When I read the NY Times Article In One Flaw, Questions on Validity of 46 Judges my immediate response was to break out laughing. Then I said – out loud – "no fucking way." Then I laughed some more.
John Duffy, a law professor at George Washington University Law School just might be my new hero. According to the NY Times:
He has discovered a constitutional flaw in the appointment process over the last eight years for judges who decide patent appeals and disputes, and his short paper documenting the problem seems poised to undo thousands of patent decisions concerning claims worth billions of dollars.
His basic point does not appear to be in dispute. Since 2000, patent judges have been appointed by a government official without the constitutional power to do so.

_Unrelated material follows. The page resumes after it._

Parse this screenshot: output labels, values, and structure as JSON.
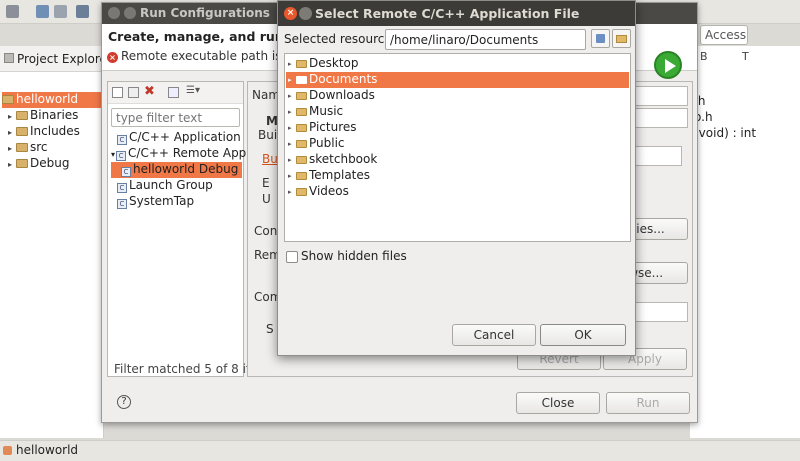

The Justice Department appears not to be disputing this claim. They passed on the opportunity to dispute it in December and said they "were at work on a legislative solution."
Here’s the best part:
"They did warn that the impact of Professor Duffy’s discovery could be cataclysmic for the patent world, casting “a cloud over many thousands of board decisions” and “unsettling the expectations of patent holders and licensees across the nation.” But they did not say Professor Duffy was wrong.
If it was a legislative mistake, it may turn out to be a big one. The patent court hears appeals from people and companies whose patent applications were turned down by patent examiners, and it decides disputes over who invented something first. There is often a lot of money involved.
The problem Professor Duffy identified at least arguably invalidates every decision of the patent court decided by a three-judge panel that included at least one judge appointed after March 2000."
Dear USPTO – we knew all of those software patents were bogus. However, we forgot to tell you that some of the judges were appointed illegally. Therefore, all the decisions about those bogus patents are now – well – bogus.
You can’t make this shit up.